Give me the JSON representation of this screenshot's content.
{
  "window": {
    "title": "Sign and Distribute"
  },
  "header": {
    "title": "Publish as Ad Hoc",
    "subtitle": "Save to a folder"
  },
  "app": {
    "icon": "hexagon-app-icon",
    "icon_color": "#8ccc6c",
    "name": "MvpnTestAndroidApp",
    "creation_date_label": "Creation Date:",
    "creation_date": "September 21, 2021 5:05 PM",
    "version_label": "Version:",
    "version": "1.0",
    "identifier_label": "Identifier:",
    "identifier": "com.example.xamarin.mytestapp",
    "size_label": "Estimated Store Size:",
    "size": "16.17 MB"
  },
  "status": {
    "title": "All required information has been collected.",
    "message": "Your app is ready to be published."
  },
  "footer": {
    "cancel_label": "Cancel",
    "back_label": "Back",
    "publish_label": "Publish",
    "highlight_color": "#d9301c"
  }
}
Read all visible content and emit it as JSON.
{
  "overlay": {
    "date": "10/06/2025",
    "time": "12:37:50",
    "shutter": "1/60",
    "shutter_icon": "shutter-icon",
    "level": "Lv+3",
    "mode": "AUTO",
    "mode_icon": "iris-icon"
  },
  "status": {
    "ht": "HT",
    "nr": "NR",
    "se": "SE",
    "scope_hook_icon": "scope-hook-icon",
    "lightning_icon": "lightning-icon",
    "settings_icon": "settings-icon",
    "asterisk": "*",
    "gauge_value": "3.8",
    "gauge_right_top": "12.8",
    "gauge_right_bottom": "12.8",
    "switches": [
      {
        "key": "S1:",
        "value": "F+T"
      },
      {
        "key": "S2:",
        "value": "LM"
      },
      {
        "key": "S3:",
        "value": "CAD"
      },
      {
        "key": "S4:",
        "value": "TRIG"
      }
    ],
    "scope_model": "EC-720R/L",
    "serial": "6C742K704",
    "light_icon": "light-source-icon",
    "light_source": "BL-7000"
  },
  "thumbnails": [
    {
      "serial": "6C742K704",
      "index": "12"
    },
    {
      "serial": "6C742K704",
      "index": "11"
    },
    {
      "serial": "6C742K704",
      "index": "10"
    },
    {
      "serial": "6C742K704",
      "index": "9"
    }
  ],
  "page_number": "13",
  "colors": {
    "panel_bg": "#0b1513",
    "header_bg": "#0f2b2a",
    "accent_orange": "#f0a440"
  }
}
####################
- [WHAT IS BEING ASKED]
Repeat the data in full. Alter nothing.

- [EXERCISE SOLUTION]
Give me the JSON representation of this screenshot's content.
{
  "window": {
    "title": "Sign and Distribute"
  },
  "header": {
    "title": "Publish as Ad Hoc",
    "subtitle": "Save to a folder"
  },
  "app": {
    "icon": "hexagon-app-icon",
    "icon_color": "#8ccc6c",
    "name": "MvpnTestAndroidApp",
    "creation_date_label": "Creation Date:",
    "creation_date": "September 21, 2021 5:05 PM",
    "version_label": "Version:",
    "version": "1.0",
    "identifier_label": "Identifier:",
    "identifier": "com.example.xamarin.mytestapp",
    "size_label": "Estimated Store Size:",
    "size": "16.17 MB"
  },
  "status": {
    "title": "All required information has been collected.",
    "message": "Your app is ready to be published."
  },
  "footer": {
    "cancel_label": "Cancel",
    "back_label": "Back",
    "publish_label": "Publish",
    "highlight_color": "#d9301c"
  }
}
Read all visible content and emit it as JSON.
{
  "overlay": {
    "date": "10/06/2025",
    "time": "12:37:50",
    "shutter": "1/60",
    "shutter_icon": "shutter-icon",
    "level": "Lv+3",
    "mode": "AUTO",
    "mode_icon": "iris-icon"
  },
  "status": {
    "ht": "HT",
    "nr": "NR",
    "se": "SE",
    "scope_hook_icon": "scope-hook-icon",
    "lightning_icon": "lightning-icon",
    "settings_icon": "settings-icon",
    "asterisk": "*",
    "gauge_value": "3.8",
    "gauge_right_top": "12.8",
    "gauge_right_bottom": "12.8",
    "switches": [
      {
        "key": "S1:",
        "value": "F+T"
      },
      {
        "key": "S2:",
        "value": "LM"
      },
      {
        "key": "S3:",
        "value": "CAD"
      },
      {
        "key": "S4:",
        "value": "TRIG"
      }
    ],
    "scope_model": "EC-720R/L",
    "serial": "6C742K704",
    "light_icon": "light-source-icon",
    "light_source": "BL-7000"
  },
  "thumbnails": [
    {
      "serial": "6C742K704",
      "index": "12"
    },
    {
      "serial": "6C742K704",
      "index": "11"
    },
    {
      "serial": "6C742K704",
      "index": "10"
    },
    {
      "serial": "6C742K704",
      "index": "9"
    }
  ],
  "page_number": "13",
  "colors": {
    "panel_bg": "#0b1513",
    "header_bg": "#0f2b2a",
    "accent_orange": "#f0a440"
  }
}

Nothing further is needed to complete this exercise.